What data are you planning to use to validate your framework? E.g. what are the positive controls? Presumably you would have some collection of drug-disease pairs that would be divided into development, training, and testing sets?
Daniel Himmelstein, Benjamin Good, Tudor Oprea, Allison McCoy, Antoine Lizee (2015) Thinklab. doi:10.15363/thinklab.d21
Evaluation with known indications
@b_good, the primary means of evaluation will be assessing performance on a masked subset of indications. Previously , we withheld 25% of observations for testing. During training (on the remaining 75% of observations), we can use cross-validation to identify optimal parameter values. We plan to measure performance using area under the ROC curve (AUROC). We will also consider using condensed-ROC curves , which emphasize top predictions.
The discussion you noted discusses how to construct a catalog of high-confidence indications, also known as a gold standard. What we haven't discussed thus far is how to create a negative set, which is a necessary input for our classification approaches. The simplest way to generate negatives is to treat all non-positives as negatives: if a compound is not indicated for a disease, the compound-disease pair is considered a negative. Since our positive set is incomplete, some true but unknown indications will be considered negatives. Given that the overwhelming majority of negatives will truly be negatives, I expect the impact of improper negatives to be minimal. However, our past experiences show many people find this response unsatisfactory and would prefer us to exclude potential positives from the negative set. We will probably do that for this project, for example by omitting compound-disease pairs that are in the low-precision subset of MEDI .
In our previous project , we found that our classification approach was resistant to overfitting. In other words, our training and testing AUROCs were comparable. We should still continue a formal testing paradigm as good practice, but there is a larger issue that I will discuss in my next post.
Evaluation with novel indications
Experienced chemoinformaticians stress that impressive testing performance on known positives does not always translate to predicting novel positives. The causes are several fold:
the patterns behind established positives are not generative — those patterns do not translate to unknown positives.
predictions are made for instances that are not well-represented in the training set. Understanding the applicability domain of your model is crucial here.
the current set of positives is synchronous with the current state of knowledge. If the method does not incorporate untapped knowledge, novel predictions may not be possible.
These issues are one reason why the community places such emphasis on novel discovery when appraising new methods. Absent experimental verification of our top predicted indications, there are a few approaches we could consider that begin to assess our ability to predict the "unkown". Several potential approaches were explored by a past repurposing study :
Predicting indications currently undergoing clinical trials

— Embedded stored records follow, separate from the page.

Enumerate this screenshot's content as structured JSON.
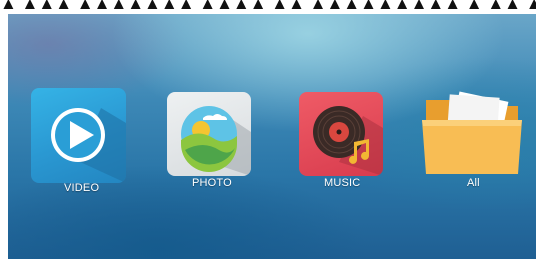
{
  "top_caption": "▲ ▲▲▲ ▲▲▲▲▲▲▲ ▲▲▲▲ ▲▲ ▲▲▲▲▲▲▲▲▲ ▲ ▲▲ ▲▲▲▲▲▲▲",
  "apps": [
    {
      "label": "VIDEO",
      "icon": "play-icon"
    },
    {
      "label": "PHOTO",
      "icon": "landscape-photo-icon"
    },
    {
      "label": "MUSIC",
      "icon": "vinyl-record-icon"
    },
    {
      "label": "All",
      "icon": "folder-icon"
    }
  ],
  "colors": {
    "video": "#2a98d2",
    "photo": "#e4e7e9",
    "music": "#e04a58",
    "folder": "#f7b84d"
  }
}
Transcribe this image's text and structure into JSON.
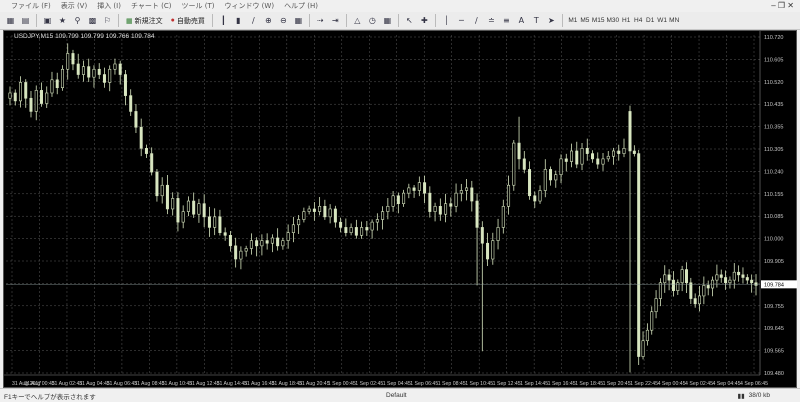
{
  "menu": {
    "items": [
      "ファイル (F)",
      "表示 (V)",
      "挿入 (I)",
      "チャート (C)",
      "ツール (T)",
      "ウィンドウ (W)",
      "ヘルプ (H)"
    ]
  },
  "toolbar": {
    "new_order": "新規注文",
    "auto_trading": "自動売買",
    "timeframes": [
      "M1",
      "M5",
      "M15",
      "M30",
      "H1",
      "H4",
      "D1",
      "W1",
      "MN"
    ]
  },
  "chart": {
    "header": "USDJPY,M15  109.799 109.799 109.766 109.784",
    "current_price": "109.784",
    "colors": {
      "background": "#000000",
      "grid": "#5a5a5a",
      "candle": "#d8e6c0",
      "axis_text": "#c8c8c8"
    }
  },
  "chart_data": {
    "type": "candlestick",
    "symbol": "USDJPY",
    "timeframe": "M15",
    "ylim": [
      109.44,
      110.73
    ],
    "y_ticks": [
      "110.720",
      "110.605",
      "110.520",
      "110.435",
      "110.355",
      "110.305",
      "110.240",
      "110.155",
      "110.085",
      "110.000",
      "109.905",
      "109.820",
      "109.755",
      "109.645",
      "109.565",
      "109.480"
    ],
    "x_ticks": [
      "31 Aug 2017",
      "31 Aug 00:45",
      "31 Aug 02:45",
      "31 Aug 04:45",
      "31 Aug 06:45",
      "31 Aug 08:45",
      "31 Aug 10:45",
      "31 Aug 12:45",
      "31 Aug 14:45",
      "31 Aug 16:45",
      "31 Aug 18:45",
      "31 Aug 20:45",
      "1 Sep 00:45",
      "1 Sep 02:45",
      "1 Sep 04:45",
      "1 Sep 06:45",
      "1 Sep 08:45",
      "1 Sep 10:45",
      "1 Sep 12:45",
      "1 Sep 14:45",
      "1 Sep 16:45",
      "1 Sep 18:45",
      "1 Sep 20:45",
      "1 Sep 22:45",
      "4 Sep 00:45",
      "4 Sep 02:45",
      "4 Sep 04:45",
      "4 Sep 06:45"
    ],
    "close": [
      110.51,
      110.48,
      110.55,
      110.49,
      110.44,
      110.52,
      110.47,
      110.51,
      110.56,
      110.53,
      110.6,
      110.66,
      110.62,
      110.58,
      110.61,
      110.57,
      110.6,
      110.58,
      110.55,
      110.6,
      110.62,
      110.58,
      110.5,
      110.44,
      110.38,
      110.3,
      110.28,
      110.21,
      110.12,
      110.16,
      110.07,
      110.11,
      110.02,
      110.06,
      110.1,
      110.05,
      110.09,
      110.04,
      110.0,
      110.04,
      109.98,
      109.97,
      109.93,
      109.88,
      109.91,
      109.92,
      109.95,
      109.93,
      109.95,
      109.94,
      109.96,
      109.93,
      109.95,
      109.98,
      110.01,
      110.03,
      110.06,
      110.07,
      110.06,
      110.08,
      110.04,
      110.07,
      110.02,
      110.0,
      109.98,
      110.0,
      109.97,
      110.0,
      109.99,
      110.02,
      110.03,
      110.06,
      110.08,
      110.12,
      110.09,
      110.13,
      110.15,
      110.14,
      110.17,
      110.13,
      110.06,
      110.08,
      110.05,
      110.09,
      110.08,
      110.13,
      110.14,
      110.15,
      110.1,
      110.0,
      109.94,
      109.88,
      109.95,
      110.0,
      110.08,
      110.16,
      110.32,
      110.26,
      110.22,
      110.12,
      110.1,
      110.14,
      110.22,
      110.18,
      110.2,
      110.26,
      110.25,
      110.29,
      110.24,
      110.3,
      110.28,
      110.26,
      110.24,
      110.26,
      110.27,
      110.29,
      110.28,
      110.3,
      110.29,
      110.28,
      109.51,
      109.57,
      109.61,
      109.68,
      109.73,
      109.79,
      109.82,
      109.8,
      109.76,
      109.79,
      109.84,
      109.79,
      109.73,
      109.71,
      109.74,
      109.78,
      109.77,
      109.8,
      109.82,
      109.81,
      109.79,
      109.8,
      109.83,
      109.82,
      109.81,
      109.8,
      109.79,
      109.78
    ]
  },
  "status": {
    "help": "F1キーでヘルプが表示されます",
    "profile": "Default",
    "traffic": "38/0 kb"
  },
  "icons": [
    "new-chart-icon",
    "profiles-icon",
    "window-icon",
    "navigator-icon",
    "search-icon",
    "terminal-icon",
    "tester-icon",
    "order-icon",
    "autotrade-icon",
    "bars-icon",
    "candles-icon",
    "line-icon",
    "zoom-in-icon",
    "zoom-out-icon",
    "tile-icon",
    "scroll-icon",
    "shift-icon",
    "indicators-icon",
    "periods-icon",
    "templates-icon",
    "cursor-icon",
    "crosshair-icon",
    "vline-icon",
    "hline-icon",
    "trendline-icon",
    "channel-icon",
    "fibo-icon",
    "text-icon",
    "label-icon",
    "arrows-icon"
  ]
}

Predicting potential indications that were not in our gold standard. For example, those indications in the MEDI low-precision subset or those identified using literature mining.
These approaches are both imperfect, but they are a start. Ideally, we could experimentally evaluate several predictions. This work could potentially be outsourced and thus parallelized.
creating a true ‘gold standard’ that contains both repositioning successes and failures is one way to improve consistency in the field, and allows for equitable comparisons between methods. We believe that such a ‘gold standard’ database can improve the accuracy of drug repositioning methods and increase the probability of success in clinical trials.
For this project , we created PharmacotherapyDB as a gold standard database that distinguishes disease-modifying treatments [3, 4]. While PharmacotherapyDB was not designed to compile "repositioning successes and failures", it can still be used to assess the performance of drug efficacy predictions as suggested by the authors:
We propose a new direction in repositioning validation through the creation of a repositioning database to promote reproducible calculations of sensitivity and specificity.
Essentially, predicting whether a drug treats a disease is a superset of the drug repurposing problem. Therefore, I don't thinks it's problematic that we don't assess our predictions on repurposing successes versus failures. However, I do know that there are some treatment catalogs in the works by other groups that focus solely on drug repurposing, rather than all treatments. Once these are available, it would be nice to see how our predictions fare.